BLACK TIE | FRIDAY, FEBRUARY 23, 2018 11 266745 The most Creatively Themed Table will win the coveted Best Dressed Table Trophy! For more information or to reserve your Table: www.matthewshopeministries.org/Annual-Garden-Party or call 407.905.9500 www.facebook.com/matthewshopeministries MC for the eveningScott Maxwellof the Orlando Sentinel Creative Outdoor Dining to Benefit Matthews Hope Sponsorship Opportunities Available SATURDAY, NOVEMBER 10, 2018 6:00 PM 9:00 PM AT THE PINES AT WINDERMERE SAVE THE DATE
12 BLACK TIE | FRIDAY, FEBRUARY 23, 2018 P R E S E N T E D B Y S P O N S O R E D B Y Come join Centr al Florida Comm unity Ar ts f or fun and aff ordable courses in Winter P ar k and Maitland g eared to w ard adults 60 y ears and ov er! All skill le v els welcome! Sign Up T oday!J ust $30 per eight-w eek cour se! (Tha t s less than $4 per w eek!) Play It Out ActingExpand y our imagination as y ou lear n the basics of stag e acting thr ough the use of impr ovisational g ames r ole-pla ying and script readings Choose betw een: W ednesdays 6:30 8pm Winter P ar k Community Center 21 W Ne w England A v e Winter P ar k, FL 32789 Mondays 10 11:30pm Art & History Museum of Maitland, 231 W P ackw ood A v enue Maitland, FL 32751Feel It, M Feel It, Mo v e It DancingThis intr oductory course is designed to inspire ev en the most self-conscious person to discov er their inner dancer b y moving thr ough the energizing and lyrical rh ythms of the most glorious m usic!
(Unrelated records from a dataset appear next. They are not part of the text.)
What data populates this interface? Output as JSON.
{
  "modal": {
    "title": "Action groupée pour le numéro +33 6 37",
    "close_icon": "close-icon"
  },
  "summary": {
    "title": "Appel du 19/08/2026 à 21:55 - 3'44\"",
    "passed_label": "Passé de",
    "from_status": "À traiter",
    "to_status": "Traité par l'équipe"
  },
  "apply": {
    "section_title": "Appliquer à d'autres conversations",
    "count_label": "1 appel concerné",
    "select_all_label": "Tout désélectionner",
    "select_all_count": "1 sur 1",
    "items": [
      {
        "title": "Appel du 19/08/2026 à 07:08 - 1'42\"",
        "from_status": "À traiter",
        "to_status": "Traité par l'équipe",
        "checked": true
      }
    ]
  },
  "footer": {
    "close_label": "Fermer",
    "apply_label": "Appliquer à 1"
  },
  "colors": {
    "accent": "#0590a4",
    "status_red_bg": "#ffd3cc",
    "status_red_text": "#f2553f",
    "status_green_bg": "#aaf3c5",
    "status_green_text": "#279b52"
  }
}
Choose betw een: T uesdays 1011:30am Fir st Congr e g ational Chur ch of Winter P ar k, 225 S Interlachen A v e Winter P ar k, FL 32789 F ridays 23:30pm Alle gr o Senior Center 2701 Ho w ell Br anch Rd, Winter P ar k, FL 32792P P ass It On Stor ytellingExpand y our imagination and e xplore y our creativity b y sharing the stories and e xperiences of y our life W e will use pr ompts to help y ou tell classic stories along with both fictional and nonfictional stories Choose betw een: T hur sdays 23:30pm Winter P ar k Public Libr ary 460 E Ne w England A v e Winter P ar k, FL 32789 F ridays 1011:30am Maitland Senior Center 345 Maitland A v e S Maitland, FL 32751 Call 407.937.1800, Ext. 720 or online a t CFCAr ts .com 267601